Start of PROVIDED RECORDS

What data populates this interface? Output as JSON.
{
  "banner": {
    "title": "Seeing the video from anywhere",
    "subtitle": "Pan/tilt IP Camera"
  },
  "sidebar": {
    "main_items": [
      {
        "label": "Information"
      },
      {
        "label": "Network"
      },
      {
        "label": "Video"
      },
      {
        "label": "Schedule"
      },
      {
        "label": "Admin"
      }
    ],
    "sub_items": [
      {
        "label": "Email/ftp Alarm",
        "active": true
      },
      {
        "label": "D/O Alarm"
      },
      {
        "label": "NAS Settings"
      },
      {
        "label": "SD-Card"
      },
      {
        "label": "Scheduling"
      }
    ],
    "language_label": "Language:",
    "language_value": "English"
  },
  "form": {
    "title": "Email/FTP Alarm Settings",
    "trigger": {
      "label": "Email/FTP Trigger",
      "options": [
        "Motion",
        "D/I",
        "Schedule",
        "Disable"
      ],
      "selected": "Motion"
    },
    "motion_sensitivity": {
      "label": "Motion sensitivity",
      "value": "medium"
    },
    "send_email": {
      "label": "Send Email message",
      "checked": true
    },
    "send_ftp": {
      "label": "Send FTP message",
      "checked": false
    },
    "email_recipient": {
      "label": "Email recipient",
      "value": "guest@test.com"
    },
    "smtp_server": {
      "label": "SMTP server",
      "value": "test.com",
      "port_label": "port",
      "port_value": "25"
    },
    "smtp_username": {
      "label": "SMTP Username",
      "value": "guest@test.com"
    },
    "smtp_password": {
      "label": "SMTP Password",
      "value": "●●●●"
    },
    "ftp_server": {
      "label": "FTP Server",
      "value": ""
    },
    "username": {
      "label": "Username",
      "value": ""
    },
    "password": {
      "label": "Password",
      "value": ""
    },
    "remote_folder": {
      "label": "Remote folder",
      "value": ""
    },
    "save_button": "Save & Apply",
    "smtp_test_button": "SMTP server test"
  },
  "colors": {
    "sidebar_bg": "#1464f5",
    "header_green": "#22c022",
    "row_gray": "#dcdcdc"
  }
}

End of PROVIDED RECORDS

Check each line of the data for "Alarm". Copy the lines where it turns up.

EXERCISE OUTPUT:
        "label": "Email/ftp Alarm",
        "label": "D/O Alarm"
    "title": "Email/FTP Alarm Settings",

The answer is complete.